It took us three long days to drive from Glacier National Park just shy of the Canadian border in Montana, to southeastern Utah. We spent a night along the west side of Flathead Lake south of Kalispell, then just outside Missoula, and finally in Idaho Falls before the final push to our favorite Utah headquarters, Moab.
First on our list of adventures was to explore the Island in the Sky District of Canyonlands National Park. It’s only a short thirty minute drive from Moab.
In Canyonlands, every road, parking pad and camping spot had been newly paved or resurfaced to celebrate the National Park Service’s highly promoted centennial this year. We spent five days camping in and hiking from the national park’s only campground, the tiny 12 site Willow Flat Campground. Each site had a covered picnic area that provided a great place to string the hammock, too. We felt very fortunate to get a spot, bright and early on a Wednesday morning before the other sharks started to circle.
The location was ideal and only a short walk to one of the more stunning overlooks, Green River Overlook. Each night, we watched dozens of guys lugging giant cameras and long tripods arrived just before sunset to photograph the evening’s show. Returning from the overlook the first night, we encountered the largest buck we’ve ever seen, sporting a broad 10 point rack, right along the road side. Five nights later, we each spooked him at different times when we went out to use the facilities in the middle of the night. He was standing in a narrow spot between a truck and a tree when I surprised him at 5 a.m. and his antlers left a scratch on the truck’s black paint.

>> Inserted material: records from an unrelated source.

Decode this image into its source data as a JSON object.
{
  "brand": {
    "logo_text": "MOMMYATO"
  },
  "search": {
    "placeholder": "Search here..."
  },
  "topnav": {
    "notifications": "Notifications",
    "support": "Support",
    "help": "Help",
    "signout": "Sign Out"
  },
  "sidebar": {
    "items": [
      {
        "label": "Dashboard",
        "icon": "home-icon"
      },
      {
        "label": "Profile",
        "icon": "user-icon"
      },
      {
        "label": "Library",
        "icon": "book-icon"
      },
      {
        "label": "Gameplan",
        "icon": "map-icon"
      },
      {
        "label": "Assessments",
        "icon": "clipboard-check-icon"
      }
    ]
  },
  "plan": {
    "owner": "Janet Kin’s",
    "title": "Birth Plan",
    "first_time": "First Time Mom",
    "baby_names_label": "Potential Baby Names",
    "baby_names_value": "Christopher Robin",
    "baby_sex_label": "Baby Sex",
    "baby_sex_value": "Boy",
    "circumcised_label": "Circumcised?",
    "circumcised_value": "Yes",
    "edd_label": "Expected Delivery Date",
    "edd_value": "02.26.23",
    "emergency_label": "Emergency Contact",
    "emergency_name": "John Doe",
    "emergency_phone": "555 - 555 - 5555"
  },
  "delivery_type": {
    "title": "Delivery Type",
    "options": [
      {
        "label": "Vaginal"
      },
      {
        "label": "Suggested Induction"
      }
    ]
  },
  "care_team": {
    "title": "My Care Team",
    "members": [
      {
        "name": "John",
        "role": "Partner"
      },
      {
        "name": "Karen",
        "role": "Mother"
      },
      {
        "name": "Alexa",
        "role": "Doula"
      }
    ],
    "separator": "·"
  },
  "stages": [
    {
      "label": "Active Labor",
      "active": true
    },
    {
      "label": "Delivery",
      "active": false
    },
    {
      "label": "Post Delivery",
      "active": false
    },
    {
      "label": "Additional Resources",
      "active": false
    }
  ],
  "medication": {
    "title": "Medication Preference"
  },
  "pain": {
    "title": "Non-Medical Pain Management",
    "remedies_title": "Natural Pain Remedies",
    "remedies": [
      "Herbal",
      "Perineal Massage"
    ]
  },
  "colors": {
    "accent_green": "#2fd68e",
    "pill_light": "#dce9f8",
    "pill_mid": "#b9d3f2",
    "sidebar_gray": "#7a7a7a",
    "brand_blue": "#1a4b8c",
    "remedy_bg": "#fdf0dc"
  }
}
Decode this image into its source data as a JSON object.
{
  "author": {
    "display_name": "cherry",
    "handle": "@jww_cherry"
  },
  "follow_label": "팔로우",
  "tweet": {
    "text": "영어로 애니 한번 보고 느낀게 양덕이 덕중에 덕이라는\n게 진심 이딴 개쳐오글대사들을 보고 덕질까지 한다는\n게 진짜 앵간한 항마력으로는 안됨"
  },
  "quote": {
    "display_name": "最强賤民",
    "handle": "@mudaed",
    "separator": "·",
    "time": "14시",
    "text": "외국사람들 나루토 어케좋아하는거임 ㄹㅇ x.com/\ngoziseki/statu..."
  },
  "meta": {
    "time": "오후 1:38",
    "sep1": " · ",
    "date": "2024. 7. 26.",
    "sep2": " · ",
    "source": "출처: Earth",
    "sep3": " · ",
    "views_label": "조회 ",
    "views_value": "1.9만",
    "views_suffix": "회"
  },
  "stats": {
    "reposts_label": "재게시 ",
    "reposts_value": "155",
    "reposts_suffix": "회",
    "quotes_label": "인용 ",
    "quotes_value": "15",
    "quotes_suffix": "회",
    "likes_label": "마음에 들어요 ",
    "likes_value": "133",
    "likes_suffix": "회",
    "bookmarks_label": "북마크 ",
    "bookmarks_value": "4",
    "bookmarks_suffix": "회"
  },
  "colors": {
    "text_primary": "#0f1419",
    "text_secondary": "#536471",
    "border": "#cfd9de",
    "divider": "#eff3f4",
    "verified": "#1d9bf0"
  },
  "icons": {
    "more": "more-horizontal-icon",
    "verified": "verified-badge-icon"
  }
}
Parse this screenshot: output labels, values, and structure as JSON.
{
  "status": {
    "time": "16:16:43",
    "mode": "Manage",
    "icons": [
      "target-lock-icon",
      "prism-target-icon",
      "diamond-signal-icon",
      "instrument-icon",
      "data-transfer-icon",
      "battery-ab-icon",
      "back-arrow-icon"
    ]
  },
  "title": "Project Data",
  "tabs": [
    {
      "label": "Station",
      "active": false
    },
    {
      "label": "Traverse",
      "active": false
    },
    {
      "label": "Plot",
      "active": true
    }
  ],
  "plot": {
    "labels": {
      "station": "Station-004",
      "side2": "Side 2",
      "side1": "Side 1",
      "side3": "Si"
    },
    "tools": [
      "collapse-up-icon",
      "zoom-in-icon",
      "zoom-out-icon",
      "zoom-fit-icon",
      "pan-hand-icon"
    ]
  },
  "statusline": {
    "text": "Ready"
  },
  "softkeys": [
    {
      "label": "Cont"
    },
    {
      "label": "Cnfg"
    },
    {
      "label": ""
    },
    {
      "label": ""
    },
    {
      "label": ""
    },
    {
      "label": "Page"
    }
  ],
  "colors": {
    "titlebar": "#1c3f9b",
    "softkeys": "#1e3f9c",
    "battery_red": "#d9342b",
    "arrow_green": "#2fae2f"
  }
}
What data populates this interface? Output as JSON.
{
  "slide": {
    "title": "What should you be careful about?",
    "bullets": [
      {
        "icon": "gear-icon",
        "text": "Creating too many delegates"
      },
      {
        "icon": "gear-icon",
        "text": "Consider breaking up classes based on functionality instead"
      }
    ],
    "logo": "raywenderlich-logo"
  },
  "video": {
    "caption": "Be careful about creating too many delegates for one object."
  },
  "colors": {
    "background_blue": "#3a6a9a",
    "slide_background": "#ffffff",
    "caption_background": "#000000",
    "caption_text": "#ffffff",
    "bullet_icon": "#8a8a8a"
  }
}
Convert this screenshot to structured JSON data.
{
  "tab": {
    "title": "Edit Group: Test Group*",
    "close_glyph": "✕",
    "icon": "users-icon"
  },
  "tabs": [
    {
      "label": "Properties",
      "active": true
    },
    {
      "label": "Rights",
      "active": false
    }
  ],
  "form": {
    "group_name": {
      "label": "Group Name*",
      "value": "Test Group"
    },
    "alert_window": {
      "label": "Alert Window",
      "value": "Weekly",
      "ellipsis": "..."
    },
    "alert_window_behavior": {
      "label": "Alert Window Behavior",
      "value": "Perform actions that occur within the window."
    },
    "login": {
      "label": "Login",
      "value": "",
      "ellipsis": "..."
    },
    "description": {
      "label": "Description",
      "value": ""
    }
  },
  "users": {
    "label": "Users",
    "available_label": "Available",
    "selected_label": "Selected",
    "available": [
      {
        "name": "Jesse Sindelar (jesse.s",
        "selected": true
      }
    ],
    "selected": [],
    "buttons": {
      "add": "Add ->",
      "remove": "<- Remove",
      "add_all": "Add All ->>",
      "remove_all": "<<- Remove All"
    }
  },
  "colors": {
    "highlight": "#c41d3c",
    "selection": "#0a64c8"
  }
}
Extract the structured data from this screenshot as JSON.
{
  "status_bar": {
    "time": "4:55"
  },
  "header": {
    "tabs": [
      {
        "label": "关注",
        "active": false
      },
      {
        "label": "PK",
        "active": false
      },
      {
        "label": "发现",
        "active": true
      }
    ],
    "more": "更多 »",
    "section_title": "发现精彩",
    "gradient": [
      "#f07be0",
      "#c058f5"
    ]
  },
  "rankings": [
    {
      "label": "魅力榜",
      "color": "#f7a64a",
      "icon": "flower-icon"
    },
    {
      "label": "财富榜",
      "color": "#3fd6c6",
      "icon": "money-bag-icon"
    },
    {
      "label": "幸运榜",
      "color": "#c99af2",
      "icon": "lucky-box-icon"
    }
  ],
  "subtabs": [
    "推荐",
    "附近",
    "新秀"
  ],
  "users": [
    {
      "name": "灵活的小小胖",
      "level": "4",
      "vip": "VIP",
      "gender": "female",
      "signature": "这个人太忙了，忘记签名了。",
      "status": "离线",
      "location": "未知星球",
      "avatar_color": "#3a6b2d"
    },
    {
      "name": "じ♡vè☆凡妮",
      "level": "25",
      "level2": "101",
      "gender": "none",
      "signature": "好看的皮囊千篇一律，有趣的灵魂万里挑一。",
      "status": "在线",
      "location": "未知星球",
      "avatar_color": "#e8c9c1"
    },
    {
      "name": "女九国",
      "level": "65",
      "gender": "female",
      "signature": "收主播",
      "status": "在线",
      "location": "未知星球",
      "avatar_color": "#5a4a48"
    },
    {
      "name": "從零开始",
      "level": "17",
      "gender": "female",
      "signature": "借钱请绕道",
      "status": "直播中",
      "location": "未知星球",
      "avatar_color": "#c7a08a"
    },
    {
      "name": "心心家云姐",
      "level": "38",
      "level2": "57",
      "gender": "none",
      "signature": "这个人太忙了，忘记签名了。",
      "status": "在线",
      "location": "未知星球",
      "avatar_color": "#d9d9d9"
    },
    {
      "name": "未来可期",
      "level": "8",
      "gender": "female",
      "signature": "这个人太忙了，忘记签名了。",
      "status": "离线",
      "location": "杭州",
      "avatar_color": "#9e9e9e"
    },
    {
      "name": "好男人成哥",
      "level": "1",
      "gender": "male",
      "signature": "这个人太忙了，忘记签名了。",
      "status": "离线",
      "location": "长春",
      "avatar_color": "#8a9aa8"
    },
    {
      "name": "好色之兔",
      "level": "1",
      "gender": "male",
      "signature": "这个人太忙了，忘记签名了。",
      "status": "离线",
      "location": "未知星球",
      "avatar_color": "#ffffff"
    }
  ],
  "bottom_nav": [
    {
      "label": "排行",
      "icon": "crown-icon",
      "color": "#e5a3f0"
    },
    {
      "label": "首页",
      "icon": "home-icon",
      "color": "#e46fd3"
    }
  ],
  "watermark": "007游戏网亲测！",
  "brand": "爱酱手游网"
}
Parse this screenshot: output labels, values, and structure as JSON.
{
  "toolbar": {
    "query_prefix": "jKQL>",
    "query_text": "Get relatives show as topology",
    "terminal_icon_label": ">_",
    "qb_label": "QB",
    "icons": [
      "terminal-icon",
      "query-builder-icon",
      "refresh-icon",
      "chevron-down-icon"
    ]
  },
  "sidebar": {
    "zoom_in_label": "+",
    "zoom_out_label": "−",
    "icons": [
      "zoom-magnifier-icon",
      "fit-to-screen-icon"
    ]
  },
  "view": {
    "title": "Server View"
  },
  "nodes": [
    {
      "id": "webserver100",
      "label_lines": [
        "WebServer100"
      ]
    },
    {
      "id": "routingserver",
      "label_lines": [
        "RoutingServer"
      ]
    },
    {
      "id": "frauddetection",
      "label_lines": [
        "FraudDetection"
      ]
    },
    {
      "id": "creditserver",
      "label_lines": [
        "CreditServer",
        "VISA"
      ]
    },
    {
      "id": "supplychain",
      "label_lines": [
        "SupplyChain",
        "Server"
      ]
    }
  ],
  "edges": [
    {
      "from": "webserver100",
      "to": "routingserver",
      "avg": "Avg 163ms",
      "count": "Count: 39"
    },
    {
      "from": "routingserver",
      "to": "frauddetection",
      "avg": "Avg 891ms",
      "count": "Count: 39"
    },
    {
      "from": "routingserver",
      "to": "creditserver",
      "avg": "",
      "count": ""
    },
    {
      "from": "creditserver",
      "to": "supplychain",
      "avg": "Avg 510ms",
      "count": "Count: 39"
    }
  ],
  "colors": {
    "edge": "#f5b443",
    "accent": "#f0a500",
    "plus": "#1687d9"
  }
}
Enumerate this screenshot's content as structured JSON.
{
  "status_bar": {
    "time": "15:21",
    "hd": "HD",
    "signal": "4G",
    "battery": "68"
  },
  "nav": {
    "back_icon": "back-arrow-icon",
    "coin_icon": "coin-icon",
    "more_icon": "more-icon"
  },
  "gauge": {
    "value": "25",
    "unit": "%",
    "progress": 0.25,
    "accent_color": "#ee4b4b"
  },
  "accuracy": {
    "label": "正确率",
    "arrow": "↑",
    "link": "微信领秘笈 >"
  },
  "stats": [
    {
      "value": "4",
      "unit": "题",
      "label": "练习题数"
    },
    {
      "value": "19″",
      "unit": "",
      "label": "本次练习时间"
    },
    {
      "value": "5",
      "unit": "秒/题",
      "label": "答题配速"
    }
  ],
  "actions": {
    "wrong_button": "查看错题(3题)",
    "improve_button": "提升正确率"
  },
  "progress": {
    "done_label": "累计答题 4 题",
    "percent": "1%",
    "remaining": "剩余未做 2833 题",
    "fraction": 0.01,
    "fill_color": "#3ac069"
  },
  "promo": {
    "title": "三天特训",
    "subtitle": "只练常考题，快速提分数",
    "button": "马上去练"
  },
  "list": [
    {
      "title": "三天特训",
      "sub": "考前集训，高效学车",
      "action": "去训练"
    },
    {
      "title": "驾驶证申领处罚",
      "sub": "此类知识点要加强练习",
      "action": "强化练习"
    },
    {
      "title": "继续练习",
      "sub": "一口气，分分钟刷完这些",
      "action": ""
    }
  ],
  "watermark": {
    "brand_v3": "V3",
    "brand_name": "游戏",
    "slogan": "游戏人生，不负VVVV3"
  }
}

Twice we saw the tiniest desert fox cruising around our campsite at dusk. Hardly bigger than a small house cat, his black tipped tail was as long as his body. After seeing a little too much wildlife in Glacier National Park the previous week, we were thrilled to spot this elusive little critter.
October 5 The Island in the Sky District of Canyonlands sits at over 6000 feet elevation, high above the surrounding dramatic landscapes on the top of the mesa. We spent our first afternoon getting acclimated to the sun and the elevation with three short hikes: a two mile to Aztec Butte which featured a small Anasazi granary, a one mile stretch of the legs up to the top of Whale Rock and a two mile walk out to the Upheaval Dome Overlook.
October 6 We chose the challenging Gooseberry hike which starts very abruptly over the edge of the mesa and descends straight down narrow, loose rock switchbacks. We managed almost 1000 feet of descent in one mile, (about 2/3 of the way down) before giving ourselves permission to regain the mesa top.
October 7 The Park Ranger recommended the top portion of the Lathrop Trail, which we agreed was our favorite hike, too. It starts in two mile long high-grass meadow then winds through white swirls of sandstone. We went a little further and dropped over the mesa edge following a long series of gradual switchbacks along the canyon wall.11 a.m. – 3 p.m., 4 hours, 6 miles, 760 feet elevation gain.
October 8 We did two shorter hikes: to Grandview Overlook (two miles) then one from the Murphy Point Overlook (three miles) later in the afternoon.
October 9 We left early in the morning to secure a spot at our next location, Ken’s Lake, a BLM campground ten minutes south of Moab.